Task to carry out: Every line in the entries that holds "Supply" should be identified and copied.

The data:
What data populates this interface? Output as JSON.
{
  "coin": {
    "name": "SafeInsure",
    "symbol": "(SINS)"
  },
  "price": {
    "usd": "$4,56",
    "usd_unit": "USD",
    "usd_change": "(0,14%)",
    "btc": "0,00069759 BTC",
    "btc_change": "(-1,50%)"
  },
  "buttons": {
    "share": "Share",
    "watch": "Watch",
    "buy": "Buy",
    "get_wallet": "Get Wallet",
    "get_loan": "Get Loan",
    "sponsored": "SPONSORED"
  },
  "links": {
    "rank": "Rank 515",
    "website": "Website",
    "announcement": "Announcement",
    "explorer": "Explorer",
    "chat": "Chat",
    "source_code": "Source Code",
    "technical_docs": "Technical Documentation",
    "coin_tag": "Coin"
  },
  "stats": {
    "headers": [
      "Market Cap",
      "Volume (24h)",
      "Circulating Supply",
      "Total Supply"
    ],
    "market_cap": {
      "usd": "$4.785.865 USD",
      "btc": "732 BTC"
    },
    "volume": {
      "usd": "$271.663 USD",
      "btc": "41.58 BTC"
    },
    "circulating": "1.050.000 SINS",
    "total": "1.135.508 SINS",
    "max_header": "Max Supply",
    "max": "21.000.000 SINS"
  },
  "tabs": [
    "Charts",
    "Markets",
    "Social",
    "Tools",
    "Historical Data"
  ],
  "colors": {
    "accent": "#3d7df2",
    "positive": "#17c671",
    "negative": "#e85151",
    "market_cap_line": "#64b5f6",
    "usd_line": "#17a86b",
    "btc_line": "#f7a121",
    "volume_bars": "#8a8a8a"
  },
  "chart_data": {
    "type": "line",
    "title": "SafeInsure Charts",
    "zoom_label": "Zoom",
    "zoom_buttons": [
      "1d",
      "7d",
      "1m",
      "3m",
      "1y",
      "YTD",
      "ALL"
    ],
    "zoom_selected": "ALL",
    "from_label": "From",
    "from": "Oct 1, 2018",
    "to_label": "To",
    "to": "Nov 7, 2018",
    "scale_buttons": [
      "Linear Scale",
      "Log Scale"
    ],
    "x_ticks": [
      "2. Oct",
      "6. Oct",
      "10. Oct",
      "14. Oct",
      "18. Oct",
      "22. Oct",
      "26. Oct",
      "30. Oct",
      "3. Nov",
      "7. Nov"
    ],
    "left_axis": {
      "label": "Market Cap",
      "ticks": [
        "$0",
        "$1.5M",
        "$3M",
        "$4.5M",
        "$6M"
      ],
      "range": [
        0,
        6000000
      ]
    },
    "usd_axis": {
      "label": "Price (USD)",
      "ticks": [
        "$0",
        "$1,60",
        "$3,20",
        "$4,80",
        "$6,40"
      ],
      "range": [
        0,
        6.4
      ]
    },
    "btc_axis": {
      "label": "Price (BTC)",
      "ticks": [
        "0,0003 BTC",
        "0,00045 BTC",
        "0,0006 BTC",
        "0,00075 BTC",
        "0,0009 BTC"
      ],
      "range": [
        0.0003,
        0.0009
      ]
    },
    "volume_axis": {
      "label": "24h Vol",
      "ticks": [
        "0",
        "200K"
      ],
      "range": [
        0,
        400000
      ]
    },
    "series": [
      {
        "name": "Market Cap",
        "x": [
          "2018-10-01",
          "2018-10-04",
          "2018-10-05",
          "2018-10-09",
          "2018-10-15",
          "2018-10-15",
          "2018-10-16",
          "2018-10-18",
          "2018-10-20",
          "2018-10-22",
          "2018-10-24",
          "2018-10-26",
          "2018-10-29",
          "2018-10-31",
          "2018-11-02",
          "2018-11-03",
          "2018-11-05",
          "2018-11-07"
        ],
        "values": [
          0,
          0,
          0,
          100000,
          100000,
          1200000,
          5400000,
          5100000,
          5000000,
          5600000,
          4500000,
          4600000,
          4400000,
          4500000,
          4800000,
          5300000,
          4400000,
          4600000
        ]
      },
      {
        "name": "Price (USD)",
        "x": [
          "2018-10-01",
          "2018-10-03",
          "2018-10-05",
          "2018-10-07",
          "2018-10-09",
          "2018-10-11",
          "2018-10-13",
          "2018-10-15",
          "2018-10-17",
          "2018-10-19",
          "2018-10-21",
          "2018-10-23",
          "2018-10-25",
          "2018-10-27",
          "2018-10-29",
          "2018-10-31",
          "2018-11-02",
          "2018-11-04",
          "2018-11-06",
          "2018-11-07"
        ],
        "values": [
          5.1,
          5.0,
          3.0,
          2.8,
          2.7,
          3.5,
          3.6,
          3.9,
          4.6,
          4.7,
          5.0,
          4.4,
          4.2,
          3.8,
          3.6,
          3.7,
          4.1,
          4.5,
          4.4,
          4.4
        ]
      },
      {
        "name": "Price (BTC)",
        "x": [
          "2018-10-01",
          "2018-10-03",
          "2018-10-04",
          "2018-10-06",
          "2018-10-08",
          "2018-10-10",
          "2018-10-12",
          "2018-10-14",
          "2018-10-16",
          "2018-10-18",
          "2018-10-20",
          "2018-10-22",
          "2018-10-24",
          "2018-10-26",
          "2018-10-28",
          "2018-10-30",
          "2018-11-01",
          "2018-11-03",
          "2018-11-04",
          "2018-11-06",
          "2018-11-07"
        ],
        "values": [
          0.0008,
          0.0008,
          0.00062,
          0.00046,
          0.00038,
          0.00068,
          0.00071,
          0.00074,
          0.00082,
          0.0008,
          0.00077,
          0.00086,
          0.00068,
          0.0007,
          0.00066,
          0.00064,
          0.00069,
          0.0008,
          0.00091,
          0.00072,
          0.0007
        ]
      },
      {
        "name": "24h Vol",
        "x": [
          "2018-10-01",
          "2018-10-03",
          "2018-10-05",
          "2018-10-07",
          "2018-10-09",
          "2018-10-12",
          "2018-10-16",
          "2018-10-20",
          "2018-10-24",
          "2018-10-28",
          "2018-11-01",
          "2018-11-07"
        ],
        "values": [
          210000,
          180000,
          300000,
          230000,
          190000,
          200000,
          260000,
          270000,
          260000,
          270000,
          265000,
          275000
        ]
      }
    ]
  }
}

Output for this exercise:
      "Circulating Supply",
      "Total Supply"
    "max_header": "Max Supply",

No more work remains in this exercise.